Five suspected poachers entered Kruger National Park in South Africa last week to live there, according to authorities.
Four of the men left alive. by a pride of lions, park officials said in a statement.
"Entering the Kruger National Park illegally and on foot is not wise; National Park
The four alleged poachers who survived were arrested and will appear in court "in due course," the statement said. They will remain in custody until Friday, pending bail, reported Times Live, a South African news site. Authorities have launched an investigation into alleged death and accomplices
Park officials did not immediately respond to a request from The Washington Post
Police Brig. Leonard Hlathi customs times live that the elephant attacked "suddenly," killing the man.
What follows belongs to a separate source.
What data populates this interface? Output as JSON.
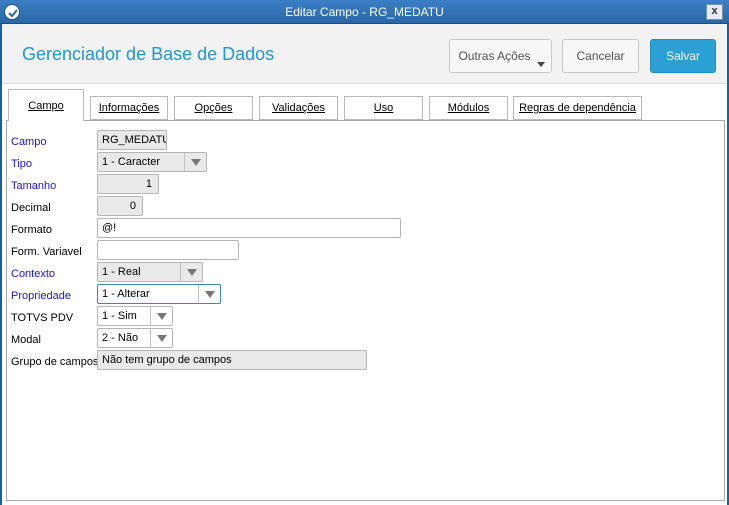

"His accomplices claimed to have carried his body to the road so that passersby could find it in the morning," Hlathi said. "They then vanished from the park."
The suspected poachers called the dead man's family, which then called Don English, regional ranger for Skukuzu ̵
A search party, including rangers on foot and a crew with the South African National Parks air wing, scoured the area Wednesday but did not find the man. They resumed their efforts Thursday and found the man's remains in the Crocodile Bridge area of the park near the Crocodile River.
All that the lions had left behind the man was his skull and a pair of pants, authorities said. 19659002] In the park statement, Phillips commended the search party for helping the family find closure. He also offered the family his condolences.
"It is very sad to see the daughters of the deceased mourning the loss of their father, and worse still, only being able to recover very little of his remains," Phillips said. 19659004] When the other suspected poachers were arrested, authorities seized two .375 hunting rifles and ammunition. The men were charged with firearm possession and ammunition without a license, conspiracy to poach and trespassing, Times Live reported.
South Africa is home to the continent's largest rhino population – about 20,000 of the 25,000 living in Africa. And it holds almost 80 percent of the world's rhino population.
Although numbers have been steadily declining in recent years, more than 8,000 rhinos have been killed in the past decade. Poaching numbers were most severe between 2013 and 2017, when more than 1,000 rhinos were killed in South Africa annually, according to statistics from Save the Rhino. Those numbers dipped below 1,000 in 2018, with 769 total poachings.
Save the Rhino reports that half of all poachings occur in the Kruger National Park.